▶ [RECORDS TO USE]
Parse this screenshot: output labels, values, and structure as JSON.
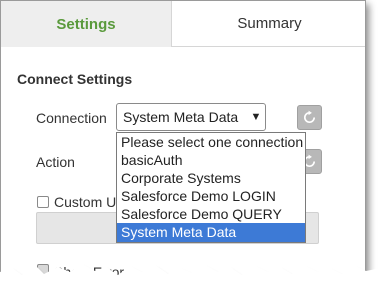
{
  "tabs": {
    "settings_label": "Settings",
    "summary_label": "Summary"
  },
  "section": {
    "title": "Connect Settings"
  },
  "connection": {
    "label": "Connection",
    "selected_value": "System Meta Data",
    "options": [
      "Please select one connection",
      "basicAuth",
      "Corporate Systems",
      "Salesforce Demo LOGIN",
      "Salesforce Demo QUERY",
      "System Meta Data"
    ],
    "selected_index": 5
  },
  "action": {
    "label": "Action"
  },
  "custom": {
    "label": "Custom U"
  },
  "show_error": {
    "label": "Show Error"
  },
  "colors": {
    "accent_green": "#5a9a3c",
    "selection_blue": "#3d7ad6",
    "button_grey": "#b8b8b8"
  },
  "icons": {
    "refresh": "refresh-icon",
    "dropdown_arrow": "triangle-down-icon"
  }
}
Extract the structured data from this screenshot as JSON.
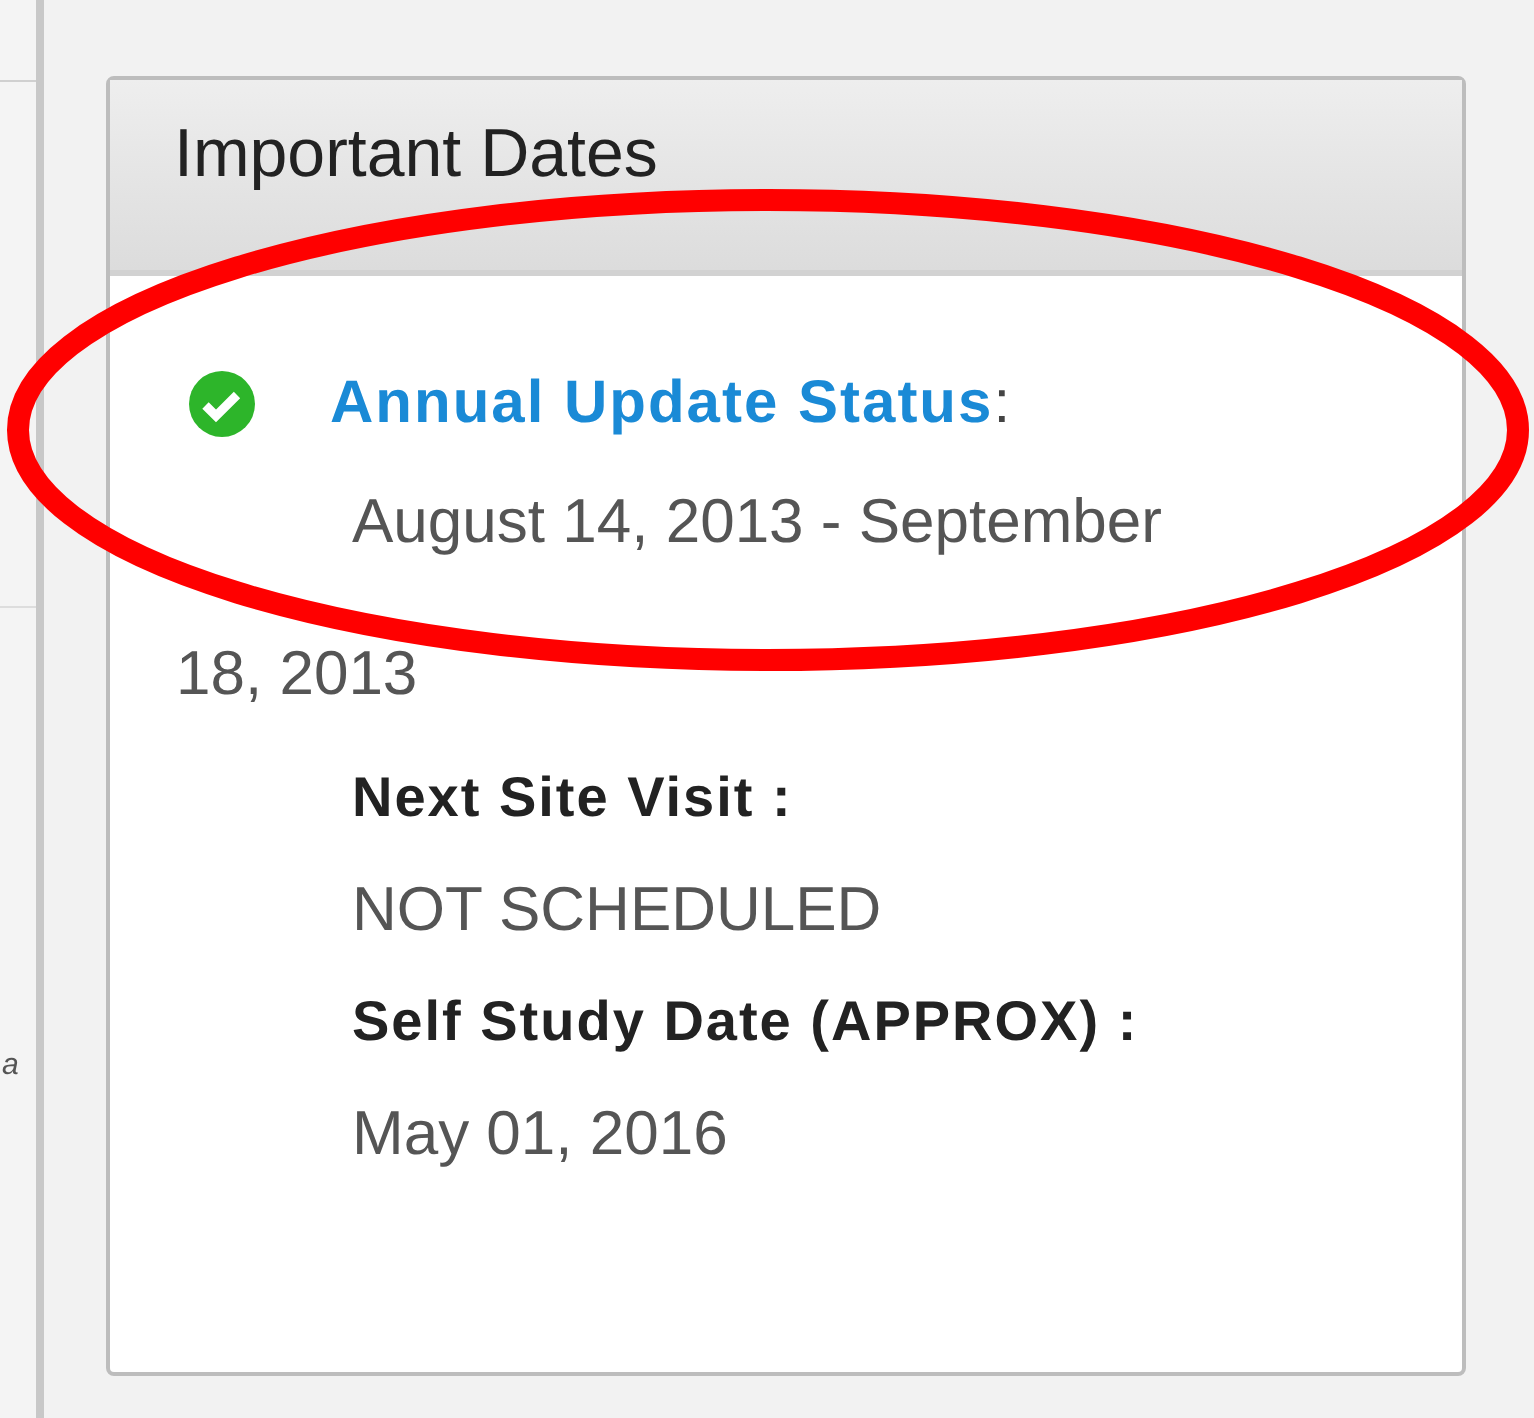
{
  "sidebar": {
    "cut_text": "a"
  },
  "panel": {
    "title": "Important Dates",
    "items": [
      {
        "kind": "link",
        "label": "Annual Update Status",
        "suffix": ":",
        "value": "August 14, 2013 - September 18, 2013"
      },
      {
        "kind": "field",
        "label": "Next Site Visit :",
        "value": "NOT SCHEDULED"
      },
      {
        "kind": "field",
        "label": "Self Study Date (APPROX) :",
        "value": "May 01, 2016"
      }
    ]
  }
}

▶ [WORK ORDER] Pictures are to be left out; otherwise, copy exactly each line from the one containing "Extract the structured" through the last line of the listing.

▶ [WRITTEN ANSWER]
Extract the structured data from this screenshot as JSON.
{
  "sidebar": {
    "cut_text": "a"
  },
  "panel": {
    "title": "Important Dates",
    "items": [
      {
        "kind": "link",
        "label": "Annual Update Status",
        "suffix": ":",
        "value": "August 14, 2013 - September 18, 2013"
      },
      {
        "kind": "field",
        "label": "Next Site Visit :",
        "value": "NOT SCHEDULED"
      },
      {
        "kind": "field",
        "label": "Self Study Date (APPROX) :",
        "value": "May 01, 2016"
      }
    ]
  }
}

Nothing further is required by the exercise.